MATERIAL PROVIDED Block Start

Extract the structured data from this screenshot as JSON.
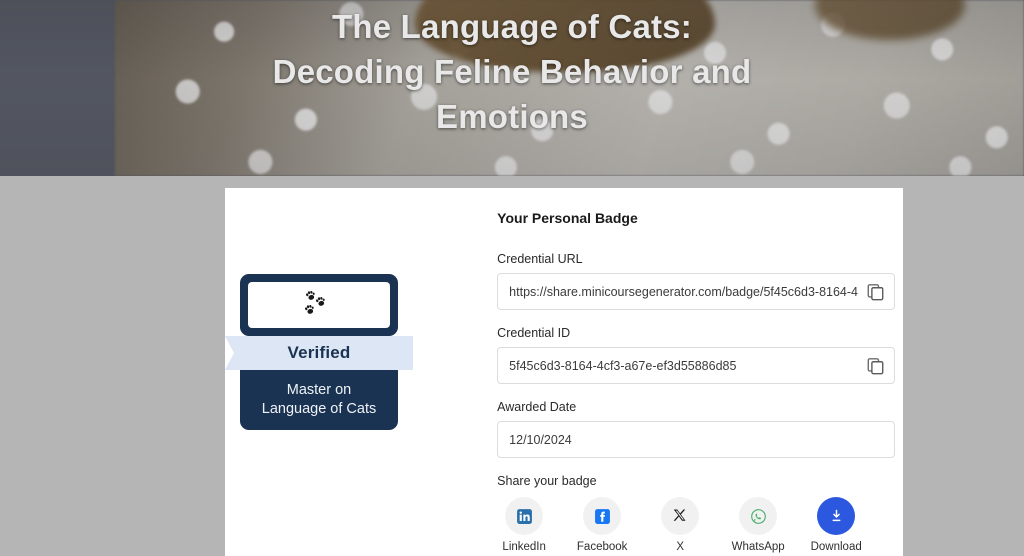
{
  "hero": {
    "title_lines": [
      "The Language of Cats:",
      "Decoding Feline Behavior and",
      "Emotions"
    ],
    "title_full": "The Language of Cats: Decoding Feline Behavior and Emotions",
    "background_color": "#5a5e69"
  },
  "badge": {
    "emblem_icon": "cat-paw-prints-icon",
    "ribbon_label": "Verified",
    "title": "Master on\nLanguage of Cats",
    "title_line_1": "Master on",
    "title_line_2": "Language of Cats",
    "navy_color": "#1b3352",
    "ribbon_color": "#dce6f5"
  },
  "details": {
    "pane_title": "Your Personal Badge",
    "fields": [
      {
        "label": "Credential URL",
        "value": "https://share.minicoursegenerator.com/badge/5f45c6d3-8164-4",
        "copyable": true,
        "copy_icon": "copy-icon"
      },
      {
        "label": "Credential ID",
        "value": "5f45c6d3-8164-4cf3-a67e-ef3d55886d85",
        "copyable": true,
        "copy_icon": "copy-icon"
      },
      {
        "label": "Awarded Date",
        "value": "12/10/2024",
        "copyable": false,
        "copy_icon": ""
      }
    ],
    "share_label": "Share your badge",
    "share_items": [
      {
        "name": "LinkedIn",
        "icon": "linkedin-icon",
        "color": "#2a71ac",
        "accent": false
      },
      {
        "name": "Facebook",
        "icon": "facebook-icon",
        "color": "#1877f2",
        "accent": false
      },
      {
        "name": "X",
        "icon": "x-twitter-icon",
        "color": "#1b1b1b",
        "accent": false
      },
      {
        "name": "WhatsApp",
        "icon": "whatsapp-icon",
        "color": "#4caf6d",
        "accent": false
      },
      {
        "name": "Download",
        "icon": "download-icon",
        "color": "#ffffff",
        "accent": true
      }
    ],
    "accent_color": "#2b58de"
  },
  "page": {
    "background_color": "#b5b5b5",
    "card_background": "#ffffff"
  }
}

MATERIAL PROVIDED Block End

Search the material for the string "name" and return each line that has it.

        "name": "LinkedIn",
        "name": "Facebook",
        "name": "X",
        "name": "WhatsApp",
        "name": "Download",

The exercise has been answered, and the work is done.